Monday, March 11, 2019

Resisting Temptation - Jesus' Example

Audio: Click here!

Temptation / Test had a different meaning in the scriptures than it has today.  Now it has a narrower meaning of drawing someone into sin.  The word for “test” that we have in today’s Gospel is the same as what Jesus does to Philip when he is about to multiply the loaves and says “where are we going to get enough bread?” as well as other passages.  God isn’t leading them to sin, but is trying out their resolve and their strength.
What the devil is looking for is Jesus’ identity.  “IF you are the Son of God…”  He heard about the witness of John the Baptist, whom he must have been keeping his eyes on, since many were calling him the messiah.  Now John testifies to this new man, who has never sinned.  Ever.  Who is he?  What does “son of God” mean…?
Jesus does not give him the answer he is seeking.  He is left unsure, and perhaps this is why, when the time comes, he tries to kill him.


1.  Food. 

2. Power / Wealth    

3. Fame.

Three steps that Jesus gives us to conquer temptations

Face the temptation.  Acknowledge it.  Don’t avoid it or hide from it.

Respond in faith.  Expose the lie.  Affirm the truth.

Act on that faith.

Sunday, March 3, 2019

Blind Guides

Audio (9:30am Mass): Click here!

Blind leading the blind.  Driving through a white-out.
Walking in a forest at night.  Night vision.  We need someone else to show us.

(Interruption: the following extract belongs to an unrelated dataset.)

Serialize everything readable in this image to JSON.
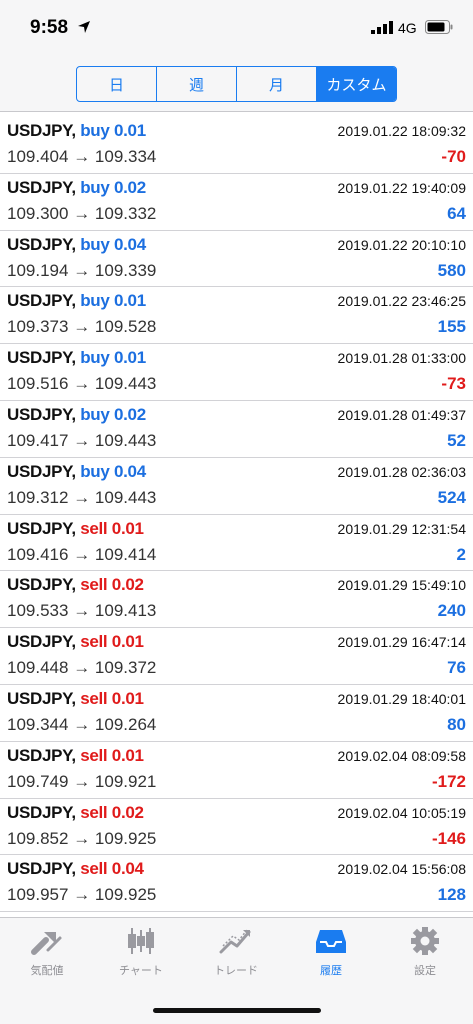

I cannot see perfectly either.  I am not a saint.  I do what I can and I trust in God's grace to help me speak not my own wisdom but the Lord's.  Plus, I'm not really old enough to have wisdom yet, am I?

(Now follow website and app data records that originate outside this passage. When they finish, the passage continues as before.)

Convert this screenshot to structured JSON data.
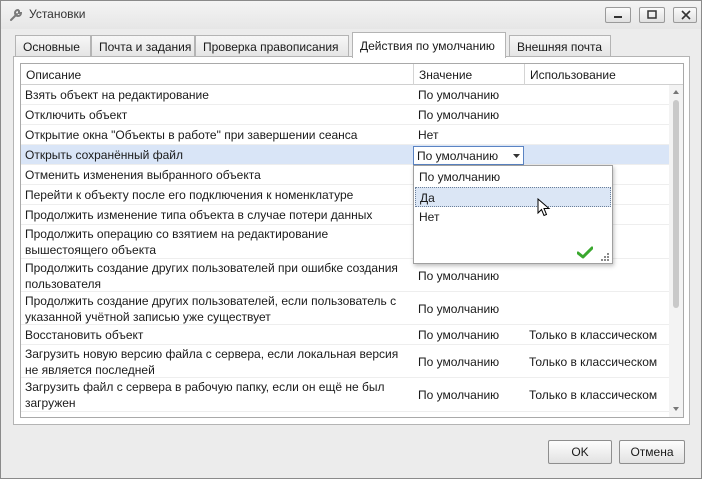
{
  "window": {
    "title": "Установки",
    "controls": {
      "minimize": "minimize-icon",
      "maximize": "maximize-icon",
      "close": "close-icon"
    }
  },
  "tabs": [
    {
      "label": "Основные"
    },
    {
      "label": "Почта и задания"
    },
    {
      "label": "Проверка правописания"
    },
    {
      "label": "Действия по умолчанию",
      "active": true
    },
    {
      "label": "Внешняя почта"
    }
  ],
  "grid": {
    "columns": [
      "Описание",
      "Значение",
      "Использование"
    ],
    "rows": [
      {
        "desc": "Взять объект на редактирование",
        "value": "По умолчанию",
        "usage": ""
      },
      {
        "desc": "Отключить объект",
        "value": "По умолчанию",
        "usage": ""
      },
      {
        "desc": "Открытие окна \"Объекты в работе\" при завершении сеанса",
        "value": "Нет",
        "usage": ""
      },
      {
        "desc": "Открыть сохранённый файл",
        "value": "",
        "usage": ""
      },
      {
        "desc": "Отменить изменения выбранного объекта",
        "value": "",
        "usage": ""
      },
      {
        "desc": "Перейти к объекту после его подключения к номенклатуре",
        "value": "",
        "usage": ""
      },
      {
        "desc": "Продолжить изменение типа объекта в случае потери данных",
        "value": "",
        "usage": ""
      },
      {
        "desc": "Продолжить операцию со взятием на редактирование вышестоящего объекта",
        "value": "",
        "usage": ""
      },
      {
        "desc": "Продолжить создание других пользователей при ошибке создания пользователя",
        "value": "По умолчанию",
        "usage": ""
      },
      {
        "desc": "Продолжить создание других пользователей, если пользователь с указанной учётной записью уже существует",
        "value": "По умолчанию",
        "usage": ""
      },
      {
        "desc": "Восстановить объект",
        "value": "По умолчанию",
        "usage": "Только в классическом"
      },
      {
        "desc": "Загрузить новую версию файла с сервера, если локальная версия не является последней",
        "value": "По умолчанию",
        "usage": "Только в классическом"
      },
      {
        "desc": "Загрузить файл с сервера в рабочую папку, если он ещё не был загружен",
        "value": "По умолчанию",
        "usage": "Только в классическом"
      }
    ]
  },
  "editor": {
    "current_value": "По умолчанию",
    "options": [
      "По умолчанию",
      "Да",
      "Нет"
    ],
    "hovered_option": "Да"
  },
  "buttons": {
    "ok": "OK",
    "cancel": "Отмена"
  },
  "colors": {
    "selection": "#d9e5f7",
    "ok_check": "#3aa82e"
  }
}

Who are we listening to for advice?  Whose "wisdom" is guiding our lives?  If we aren't conscious about using God's wisdom, we will get inundate with other sources.  Their vision is too narrow!  They don't see things from an eternal lens but only from the lens they have developed.  We need God to help us in our blind spots, even if others can help us with the most obvious areas where we make mistakes.

In this day and age you really need a prolonged period of silence to hear God's voice.  Or at least you need a Bible! and the Catechism.  and the writings of the saints.

Doctors of the Church, or other saints - they are the ones with night vision.

Lenten practices.  What are you going to do?  I still haven't finalized my choices.  Bishop Rhoades has written a Lenten message to the diocese, reminding us that giving up chocolate is not important if we have recurring sins that we need to root out - he especially focuses on sins of our speech.  Regardless of what we need to work on, it is true that we cannot allow Lent to simply be a cookie-cutter process or a go-with-the-flow exercise.  We should really try to discover, with God's help and guidance, what He really wants us to do and how we really need to grow.  Don't let me tell you what to do.  I'm not wise or holy enough to do that - maybe someday.  You should let God show you.  Ask Him to guide you and reveal it to you.

I can give guidelines from the wisdom of the church.  In fact, from Jesus.


Little Black books.